News
News
1/19/2006
03:30 PM
Connect Directly
RSS
E-Mail
50%
50%

9 Of 10 Companies Hit By Computer Crime, FBI Says

According to the FBI's most recent survey, one of five organizations also admitted that it had been victimized by 20 or more attacks.

Nearly nine out of every ten companies experienced a computer security incident in 2005, the Federal Bureau of Investigation (FBI) said Wednesday in a large-scale survey of over 2,000 businesses.

According to the 2005 FBI Computer Crime Survey, 87 percent of the organizations polled acknowledged they'd suffered some kind of security attack during the year. One of five admitted that they'd been victimized by 20 or more attacks.

Most of the companies nailed by a security attack has been hit with either a virus or a piece of spyware, with more advanced types of attacks -- port scans and data sabotage -- occurred much less frequently.

In fact, added the FBI's report, the low number of port scans may indicate an undercount of security events. "Port scans being at only 33 percent is a strong indicator that many respondents are not detecting the almost unavoidable port scans most networks experience. This may imply that even the 5,389 reported computer security incident types indicated by individual organizations may be significantly lower than the actual number."

Other key findings of the report showed that a 64 percent majority felt some kind of financial pain, with the average cost totally more than $24,000. Cleaning up after virus attacks was the costliest burden for the sampled companies; of the $31.7 million in expenses for all events, $11.9 million was spent on virus attacks.

The survey, which differs from the more widely publicized annual CSI/FBI Computer Crime and Security Survey run by the Computer Security Institute and the FBI, is a new venture for the agency, and said Special Agent Bruce Verduyn, who administered the poll, a more thorough survey.

"We surveyed about three times as many organizations and focused more on new technologies, where attacks originated, and how organizations responded," he said.

The survey can be downloaded in PDF format from the FBI's Web site.
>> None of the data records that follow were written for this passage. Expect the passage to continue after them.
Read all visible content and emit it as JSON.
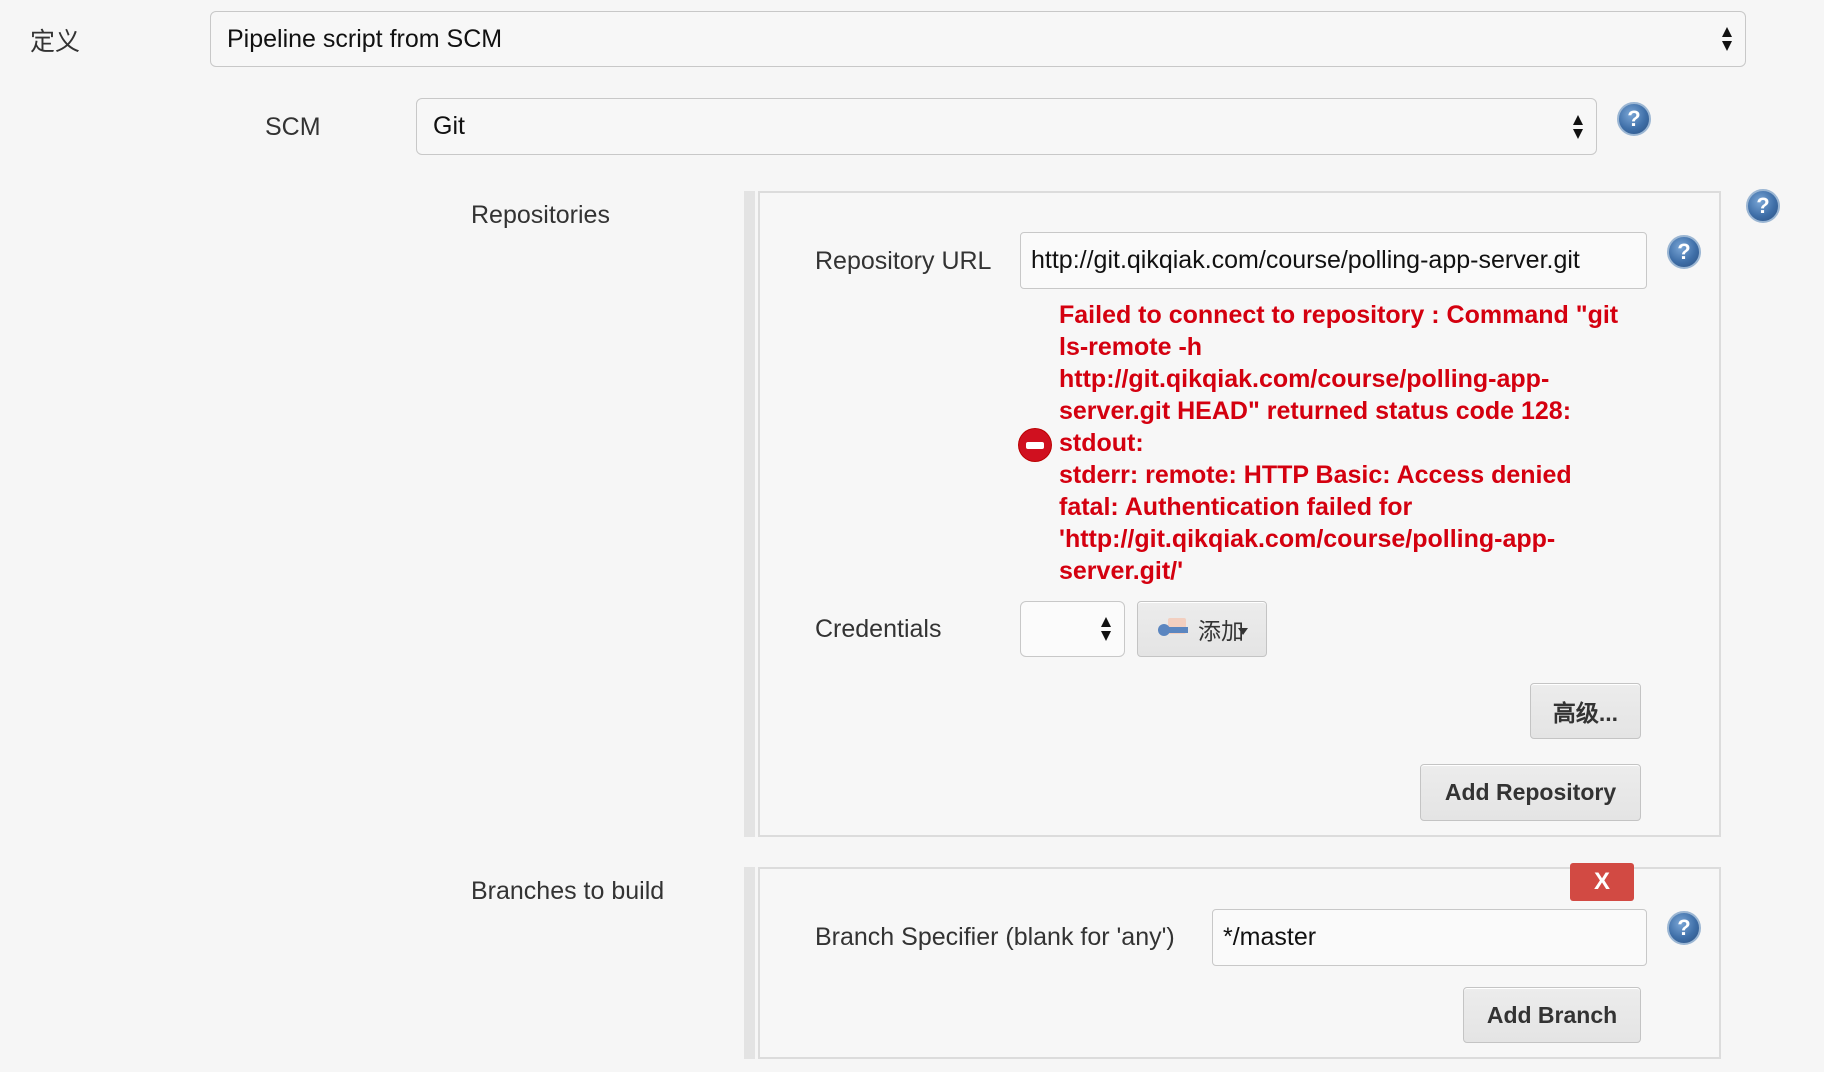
{
  "definition": {
    "label": "定义",
    "selected": "Pipeline script from SCM"
  },
  "scm": {
    "label": "SCM",
    "selected": "Git"
  },
  "repositories": {
    "label": "Repositories",
    "url_label": "Repository URL",
    "url_value": "http://git.qikqiak.com/course/polling-app-server.git",
    "error_lines": [
      "Failed to connect to repository : Command \"git",
      "ls-remote -h",
      "http://git.qikqiak.com/course/polling-app-",
      "server.git HEAD\" returned status code 128:",
      "stdout:",
      "stderr: remote: HTTP Basic: Access denied",
      "fatal: Authentication failed for",
      "'http://git.qikqiak.com/course/polling-app-",
      "server.git/'"
    ],
    "credentials_label": "Credentials",
    "credentials_selected": "",
    "add_credentials_label": "添加",
    "advanced_label": "高级...",
    "add_repository_label": "Add Repository"
  },
  "branches": {
    "label": "Branches to build",
    "delete_label": "X",
    "specifier_label": "Branch Specifier (blank for 'any')",
    "specifier_value": "*/master",
    "add_branch_label": "Add Branch"
  },
  "icons": {
    "help": "?",
    "error": "error-stop-icon",
    "select_arrows": "up-down-arrows",
    "credentials_key": "key-icon"
  },
  "colors": {
    "error": "#d4000f",
    "delete_button": "#d24a43",
    "help_icon": "#3f6fa8",
    "background": "#f6f6f6"
  }
}
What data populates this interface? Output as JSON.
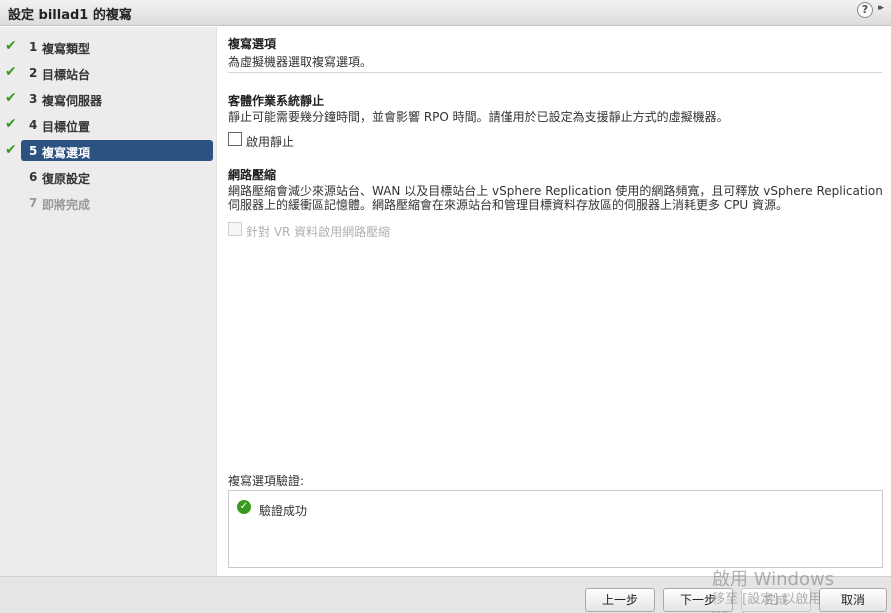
{
  "window": {
    "title": "設定 billad1 的複寫",
    "help_glyph": "?",
    "expand_glyph": "▸▸"
  },
  "steps": [
    {
      "num": "1",
      "label": "複寫類型",
      "state": "done"
    },
    {
      "num": "2",
      "label": "目標站台",
      "state": "done"
    },
    {
      "num": "3",
      "label": "複寫伺服器",
      "state": "done"
    },
    {
      "num": "4",
      "label": "目標位置",
      "state": "done"
    },
    {
      "num": "5",
      "label": "複寫選項",
      "state": "active"
    },
    {
      "num": "6",
      "label": "復原設定",
      "state": "pending"
    },
    {
      "num": "7",
      "label": "即將完成",
      "state": "disabled"
    }
  ],
  "header": {
    "title": "複寫選項",
    "subtitle": "為虛擬機器選取複寫選項。"
  },
  "quiesce": {
    "title": "客體作業系統靜止",
    "desc": "靜止可能需要幾分鐘時間，並會影響 RPO 時間。請僅用於已設定為支援靜止方式的虛擬機器。",
    "checkbox_label": "啟用靜止",
    "checked": false
  },
  "compression": {
    "title": "網路壓縮",
    "desc": "網路壓縮會減少來源站台、WAN 以及目標站台上 vSphere Replication 使用的網路頻寬，且可釋放 vSphere Replication 伺服器上的緩衝區記憶體。網路壓縮會在來源站台和管理目標資料存放區的伺服器上消耗更多 CPU 資源。",
    "checkbox_label": "針對 VR 資料啟用網路壓縮",
    "checked": false,
    "enabled": false
  },
  "validation": {
    "title": "複寫選項驗證:",
    "result": "驗證成功"
  },
  "footer": {
    "back_label": "上一步",
    "next_label": "下一步",
    "finish_label": "完成",
    "cancel_label": "取消"
  },
  "watermark": {
    "line1": "啟用 Windows",
    "line2": "移至 [設定] 以啟用 Windows。"
  },
  "colors": {
    "active_step_bg": "#2c5282",
    "check_green": "#3a9a1e"
  },
  "icons": {
    "step_done": "check-icon",
    "validation_ok": "success-icon"
  }
}
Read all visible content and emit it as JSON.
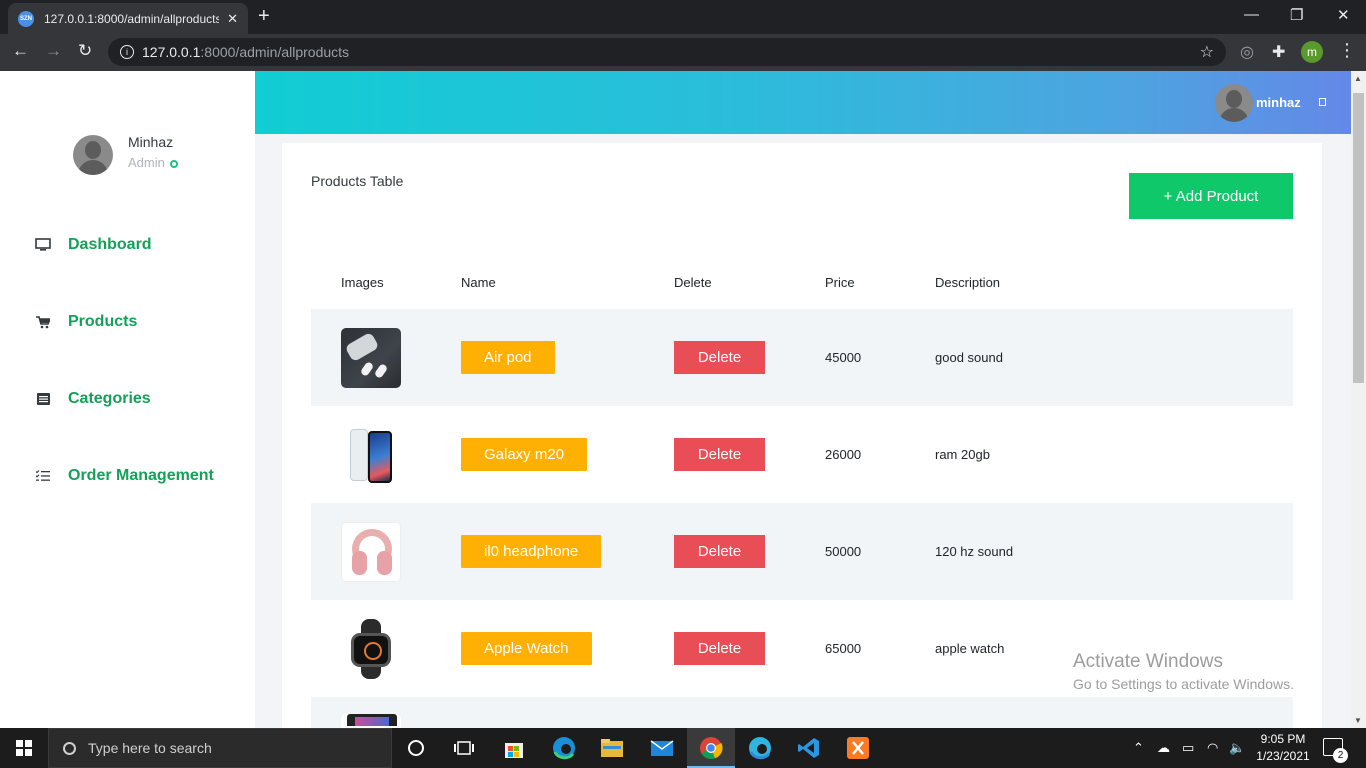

Comment  | 
Print  | 
More Insights
The Business of Going Digital
The Business of Going Digital
Digital business isn't about changing code; it's about changing what legacy sales, distribution, customer service, and product groups do in the new digital age. It's about bringing big data analytics, mobile, social, marketing automation, cloud computing, and the app economy together to launch new products and services. We're seeing new titles in this digital revolution, new responsibilities, new business models, and major shifts in technology spending.
Register for InformationWeek Newsletters
White Papers
Current Issue
InformationWeek Tech Digest - August 27, 2014
Who wins in cloud price wars? Short answer: not IT. Enterprises don't want bare-bones IaaS. Providers must focus on support, not undercutting rivals.
Flash Poll
Video
Slideshows
Twitter Feed
InformationWeek Radio
Archived InformationWeek Radio
Howard Marks talks about steps to take in choosing the right cloud storage solutions for your IT problems
Sponsored Live Streaming Video
Everything You've Been Told About Mobility Is Wrong
Attend this video symposium with Sean Wisdom, Global Director of Mobility Solutions, and learn about how you can harness powerful new products to mobilize your business potential.